    Notice this quote, which I translated: Another hypothesis has to show the discretion with which the Arabs integrated themselves. The immigrations did not teach their children the (Arab) language, they did not try to set up an ethnic college, they adopted the Catholic religion as a force for integration into the Peruvian society. This made them stop having a distinctive culture.

    Up until now, this has been true.

    But Arab Oil Money and Chavez and his Iranian friends are starting to change that.

    Israel needs to act fast.

    Only the Evangelicals have started to fight this:

    See this: Chilean Evangelicals Support Israel – Webpage

    So stop with the Esav silliness, Yamit82.

    The Evangelicals are working better than Israel is at correcting the problem.

  5. The two state solution is dead.

    You now have to run that past several thousand US troops in Israel.

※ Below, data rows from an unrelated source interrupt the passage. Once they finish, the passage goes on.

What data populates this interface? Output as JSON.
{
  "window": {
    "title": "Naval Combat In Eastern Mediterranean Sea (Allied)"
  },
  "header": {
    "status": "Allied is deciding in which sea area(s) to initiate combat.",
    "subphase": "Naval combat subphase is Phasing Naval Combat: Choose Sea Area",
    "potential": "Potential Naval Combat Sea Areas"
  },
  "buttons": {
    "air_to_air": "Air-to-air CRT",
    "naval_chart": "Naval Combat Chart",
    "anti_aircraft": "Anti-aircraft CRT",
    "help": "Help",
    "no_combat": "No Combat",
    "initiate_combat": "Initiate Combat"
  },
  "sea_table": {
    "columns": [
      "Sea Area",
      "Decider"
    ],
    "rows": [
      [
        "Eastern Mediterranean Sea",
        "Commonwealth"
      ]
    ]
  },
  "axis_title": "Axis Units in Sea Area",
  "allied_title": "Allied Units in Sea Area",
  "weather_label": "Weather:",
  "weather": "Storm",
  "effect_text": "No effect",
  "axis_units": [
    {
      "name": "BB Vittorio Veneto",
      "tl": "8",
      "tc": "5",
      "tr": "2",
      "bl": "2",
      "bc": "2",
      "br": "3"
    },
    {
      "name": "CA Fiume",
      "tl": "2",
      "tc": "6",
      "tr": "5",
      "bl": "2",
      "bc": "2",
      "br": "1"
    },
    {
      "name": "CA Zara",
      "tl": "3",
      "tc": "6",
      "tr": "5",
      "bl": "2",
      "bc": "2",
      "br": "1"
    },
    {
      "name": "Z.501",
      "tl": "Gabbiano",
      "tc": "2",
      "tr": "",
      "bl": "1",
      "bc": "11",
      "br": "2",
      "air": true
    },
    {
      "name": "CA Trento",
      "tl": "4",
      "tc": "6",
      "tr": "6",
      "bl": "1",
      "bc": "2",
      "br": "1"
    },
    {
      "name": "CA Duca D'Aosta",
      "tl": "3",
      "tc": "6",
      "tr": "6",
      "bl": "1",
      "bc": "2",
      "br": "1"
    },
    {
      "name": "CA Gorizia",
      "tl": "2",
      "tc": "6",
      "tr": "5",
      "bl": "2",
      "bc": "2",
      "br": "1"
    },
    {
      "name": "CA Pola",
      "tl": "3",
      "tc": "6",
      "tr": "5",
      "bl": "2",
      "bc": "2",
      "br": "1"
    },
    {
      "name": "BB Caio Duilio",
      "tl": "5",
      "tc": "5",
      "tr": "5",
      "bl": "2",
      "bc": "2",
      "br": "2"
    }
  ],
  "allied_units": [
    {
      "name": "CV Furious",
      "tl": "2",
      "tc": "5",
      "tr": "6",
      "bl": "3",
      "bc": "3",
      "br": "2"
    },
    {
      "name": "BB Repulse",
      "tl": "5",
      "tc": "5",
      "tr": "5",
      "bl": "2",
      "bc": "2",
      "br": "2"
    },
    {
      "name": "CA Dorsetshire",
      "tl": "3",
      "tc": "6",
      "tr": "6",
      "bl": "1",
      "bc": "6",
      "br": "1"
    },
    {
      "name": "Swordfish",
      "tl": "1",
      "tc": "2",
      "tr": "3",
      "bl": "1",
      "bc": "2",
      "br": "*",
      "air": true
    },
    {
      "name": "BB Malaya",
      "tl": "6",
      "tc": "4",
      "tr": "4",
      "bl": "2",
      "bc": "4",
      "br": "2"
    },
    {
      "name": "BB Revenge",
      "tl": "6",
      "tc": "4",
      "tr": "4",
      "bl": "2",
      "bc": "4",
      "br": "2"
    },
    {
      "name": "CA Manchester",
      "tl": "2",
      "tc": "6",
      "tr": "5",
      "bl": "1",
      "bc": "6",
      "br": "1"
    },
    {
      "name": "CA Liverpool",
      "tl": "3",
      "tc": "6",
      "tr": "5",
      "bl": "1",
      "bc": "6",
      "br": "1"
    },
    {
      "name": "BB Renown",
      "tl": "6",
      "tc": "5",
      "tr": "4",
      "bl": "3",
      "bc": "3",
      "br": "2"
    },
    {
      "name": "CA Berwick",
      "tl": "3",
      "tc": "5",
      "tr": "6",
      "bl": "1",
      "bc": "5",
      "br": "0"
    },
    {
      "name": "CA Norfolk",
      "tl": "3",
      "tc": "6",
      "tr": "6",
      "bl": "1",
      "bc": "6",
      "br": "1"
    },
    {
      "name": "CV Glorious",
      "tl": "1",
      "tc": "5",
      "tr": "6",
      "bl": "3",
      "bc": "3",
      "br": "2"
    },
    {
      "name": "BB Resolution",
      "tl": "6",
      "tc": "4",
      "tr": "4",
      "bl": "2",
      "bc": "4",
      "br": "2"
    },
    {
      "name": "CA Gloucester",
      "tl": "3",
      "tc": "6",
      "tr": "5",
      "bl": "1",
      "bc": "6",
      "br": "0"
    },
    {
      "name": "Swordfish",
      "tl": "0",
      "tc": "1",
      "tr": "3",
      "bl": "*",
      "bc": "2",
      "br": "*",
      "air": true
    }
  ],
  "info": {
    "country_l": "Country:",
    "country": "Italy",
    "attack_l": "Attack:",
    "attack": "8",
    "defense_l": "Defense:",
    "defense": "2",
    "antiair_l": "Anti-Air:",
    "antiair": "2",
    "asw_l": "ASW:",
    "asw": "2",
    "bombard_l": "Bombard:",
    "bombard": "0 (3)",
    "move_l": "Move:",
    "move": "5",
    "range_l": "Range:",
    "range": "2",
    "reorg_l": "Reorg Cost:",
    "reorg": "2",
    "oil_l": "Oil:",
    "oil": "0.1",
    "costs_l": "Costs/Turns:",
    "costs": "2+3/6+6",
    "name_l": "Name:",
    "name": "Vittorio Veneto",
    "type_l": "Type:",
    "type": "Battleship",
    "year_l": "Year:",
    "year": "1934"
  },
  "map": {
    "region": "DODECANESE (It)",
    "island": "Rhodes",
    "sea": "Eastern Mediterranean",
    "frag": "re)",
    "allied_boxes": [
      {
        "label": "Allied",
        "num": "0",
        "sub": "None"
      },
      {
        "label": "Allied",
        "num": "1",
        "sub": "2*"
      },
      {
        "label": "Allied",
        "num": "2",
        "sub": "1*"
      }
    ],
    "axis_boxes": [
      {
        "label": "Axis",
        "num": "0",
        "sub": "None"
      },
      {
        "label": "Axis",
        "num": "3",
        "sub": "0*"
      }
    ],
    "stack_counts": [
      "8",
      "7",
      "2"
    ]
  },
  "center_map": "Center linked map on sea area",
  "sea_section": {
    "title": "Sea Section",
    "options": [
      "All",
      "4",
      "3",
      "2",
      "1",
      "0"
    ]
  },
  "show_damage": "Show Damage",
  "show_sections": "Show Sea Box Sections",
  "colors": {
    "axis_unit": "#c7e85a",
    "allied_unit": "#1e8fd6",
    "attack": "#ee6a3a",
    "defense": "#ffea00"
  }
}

If they want a two-state solution, or a three-state solution, or dividing Israel into Judea, Samaria, Gaza, Galilee and Trachonitis and the Decapolis, I don’t think they’ll have any trouble getting Herod Netanyahu to go along with them.

    I always used to be at odds with Yamit concerning Esav. He takes the Medieval rabbinical view that Esav is the West, whereas I have always maintained that Esav was forcibly converted to Judaism under the Hasmoneans, and that they are in fact Jews. Aah, now the two are one in this modern Herod!